### TASK DIRECTIONS
Which lines of the data contain the string "JSON"? Show each of them.

::: ENTRIES SHOWN :::

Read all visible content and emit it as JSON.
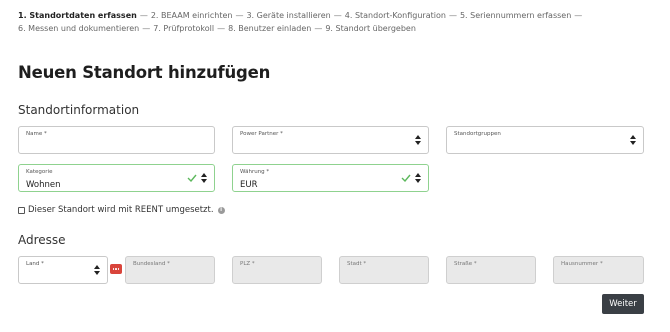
{
  "steps": {
    "items": [
      "1. Standortdaten erfassen",
      "2. BEAAM einrichten",
      "3. Geräte installieren",
      "4. Standort-Konfiguration",
      "5. Seriennummern erfassen",
      "6. Messen und dokumentieren",
      "7. Prüfprotokoll",
      "8. Benutzer einladen",
      "9. Standort übergeben"
    ],
    "separator": "—"
  },
  "page": {
    "title": "Neuen Standort hinzufügen"
  },
  "standortinfo": {
    "heading": "Standortinformation",
    "name": {
      "label": "Name *",
      "value": ""
    },
    "power_partner": {
      "label": "Power Partner *",
      "value": ""
    },
    "standortgruppen": {
      "label": "Standortgruppen",
      "value": ""
    },
    "kategorie": {
      "label": "Kategorie",
      "value": "Wohnen"
    },
    "waehrung": {
      "label": "Währung *",
      "value": "EUR"
    },
    "reent": {
      "label": "Dieser Standort wird mit REENT umgesetzt.",
      "checked": false
    },
    "valid_color": "#5cb85c"
  },
  "adresse": {
    "heading": "Adresse",
    "land": {
      "label": "Land *",
      "value": ""
    },
    "bundesland": {
      "label": "Bundesland *",
      "value": ""
    },
    "plz": {
      "label": "PLZ *",
      "value": ""
    },
    "stadt": {
      "label": "Stadt *",
      "value": ""
    },
    "strasse": {
      "label": "Straße *",
      "value": ""
    },
    "hausnummer": {
      "label": "Hausnummer *",
      "value": ""
    }
  },
  "footer": {
    "next_label": "Weiter"
  },
  "colors": {
    "button_bg": "#3a3f45",
    "error_badge": "#d9443b"
  }
}
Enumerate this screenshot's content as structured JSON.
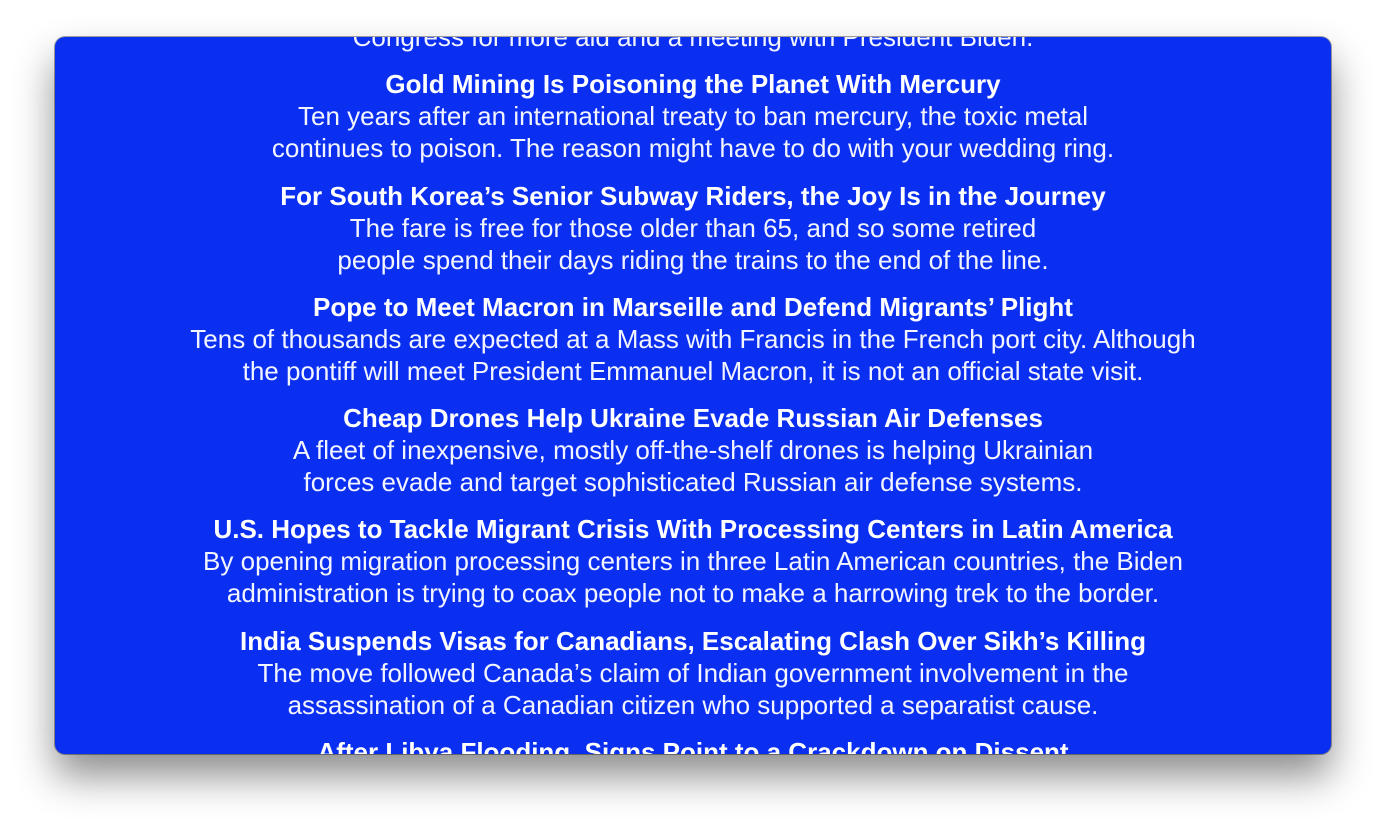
{
  "stories": [
    {
      "headline": "",
      "summary_lines": [
        "Congress for more aid and a meeting with President Biden."
      ]
    },
    {
      "headline": "Gold Mining Is Poisoning the Planet With Mercury",
      "summary_lines": [
        "Ten years after an international treaty to ban mercury, the toxic metal",
        "continues to poison. The reason might have to do with your wedding ring."
      ]
    },
    {
      "headline": "For South Korea’s Senior Subway Riders, the Joy Is in the Journey",
      "summary_lines": [
        "The fare is free for those older than 65, and so some retired",
        "people spend their days riding the trains to the end of the line."
      ]
    },
    {
      "headline": "Pope to Meet Macron in Marseille and Defend Migrants’ Plight",
      "summary_lines": [
        "Tens of thousands are expected at a Mass with Francis in the French port city. Although",
        "the pontiff will meet President Emmanuel Macron, it is not an official state visit."
      ]
    },
    {
      "headline": "Cheap Drones Help Ukraine Evade Russian Air Defenses",
      "summary_lines": [
        "A fleet of inexpensive, mostly off-the-shelf drones is helping Ukrainian",
        "forces evade and target sophisticated Russian air defense systems."
      ]
    },
    {
      "headline": "U.S. Hopes to Tackle Migrant Crisis With Processing Centers in Latin America",
      "summary_lines": [
        "By opening migration processing centers in three Latin American countries, the Biden",
        "administration is trying to coax people not to make a harrowing trek to the border."
      ]
    },
    {
      "headline": "India Suspends Visas for Canadians, Escalating Clash Over Sikh’s Killing",
      "summary_lines": [
        "The move followed Canada’s claim of Indian government involvement in the",
        "assassination of a Canadian citizen who supported a separatist cause."
      ]
    },
    {
      "headline": "After Libya Flooding, Signs Point to a Crackdown on Dissent",
      "summary_lines": []
    }
  ],
  "colors": {
    "background": "#0a2ff0",
    "text": "#ffffff"
  }
}
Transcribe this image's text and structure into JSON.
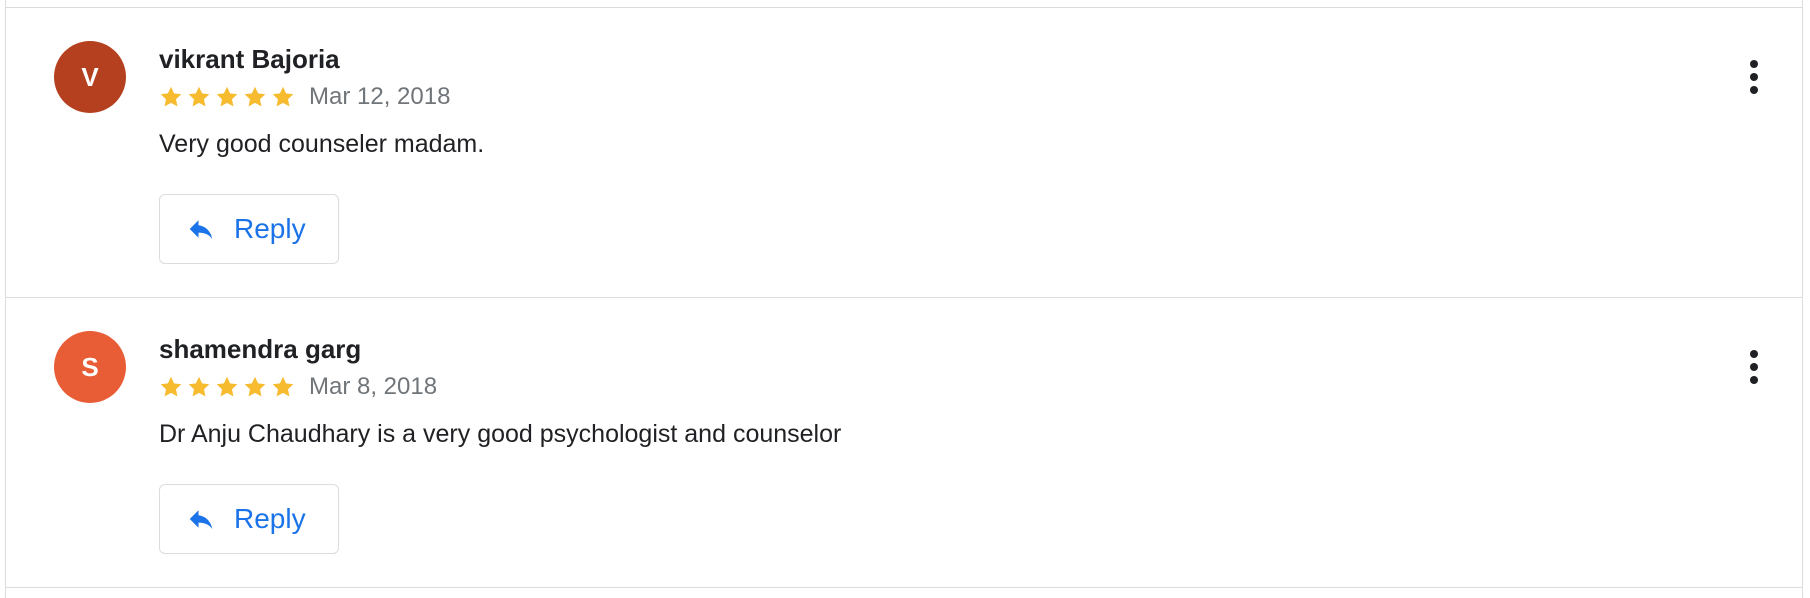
{
  "reviews": [
    {
      "author": "vikrant Bajoria",
      "initial": "V",
      "avatar_color": "#b5401f",
      "rating": 5,
      "date": "Mar 12, 2018",
      "text": "Very good counseler madam.",
      "reply_label": "Reply"
    },
    {
      "author": "shamendra garg",
      "initial": "S",
      "avatar_color": "#e85d35",
      "rating": 5,
      "date": "Mar 8, 2018",
      "text": "Dr Anju Chaudhary is a very good psychologist and counselor",
      "reply_label": "Reply"
    }
  ],
  "colors": {
    "star": "#f6bb2e",
    "link": "#1a73e8",
    "divider": "#dadce0"
  },
  "icons": {
    "star": "star-icon",
    "reply": "reply-arrow-icon",
    "more": "more-vertical-icon"
  }
}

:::

### TASK OUTPUT
Read all visible content and emit it as JSON.
Enumerate this screenshot's content as structured JSON.
Transcribe this image's text and structure into JSON.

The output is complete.